Dataset rows describing interfaces:
'''
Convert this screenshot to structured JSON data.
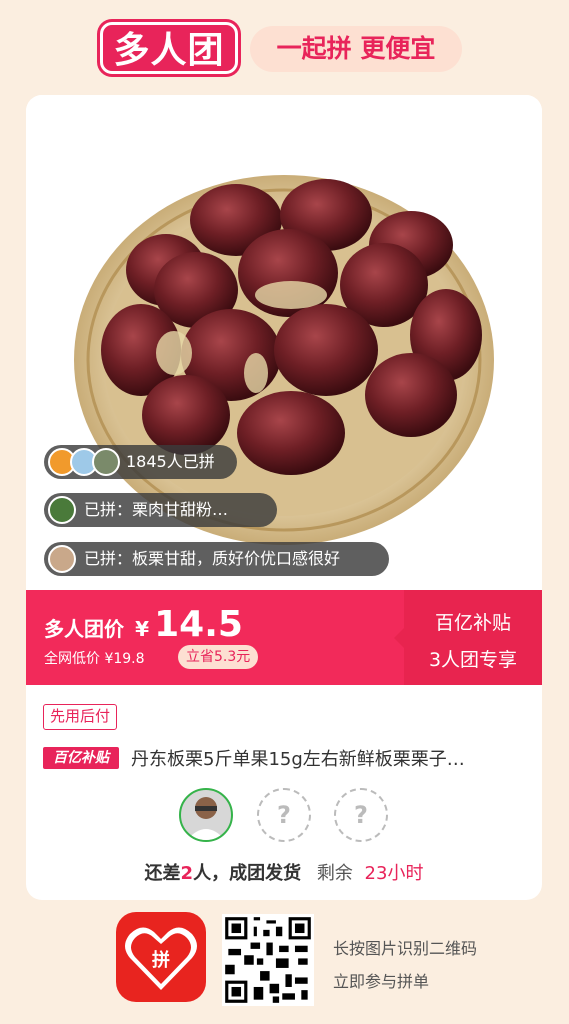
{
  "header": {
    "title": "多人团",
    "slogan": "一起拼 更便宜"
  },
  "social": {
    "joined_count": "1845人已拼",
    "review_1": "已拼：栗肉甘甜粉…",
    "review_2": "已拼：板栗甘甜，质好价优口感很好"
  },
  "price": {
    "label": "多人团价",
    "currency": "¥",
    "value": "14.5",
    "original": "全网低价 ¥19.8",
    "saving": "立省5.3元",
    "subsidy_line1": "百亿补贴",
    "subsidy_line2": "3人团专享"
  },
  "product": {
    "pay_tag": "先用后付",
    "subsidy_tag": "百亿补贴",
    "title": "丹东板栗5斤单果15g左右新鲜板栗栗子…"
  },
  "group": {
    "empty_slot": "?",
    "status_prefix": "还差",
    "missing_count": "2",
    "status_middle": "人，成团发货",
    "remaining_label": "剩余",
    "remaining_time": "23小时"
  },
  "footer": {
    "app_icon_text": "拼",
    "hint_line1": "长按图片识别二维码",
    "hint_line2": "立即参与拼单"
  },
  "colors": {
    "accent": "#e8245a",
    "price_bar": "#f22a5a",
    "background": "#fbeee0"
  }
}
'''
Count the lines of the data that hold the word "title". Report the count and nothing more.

Expected answer: 2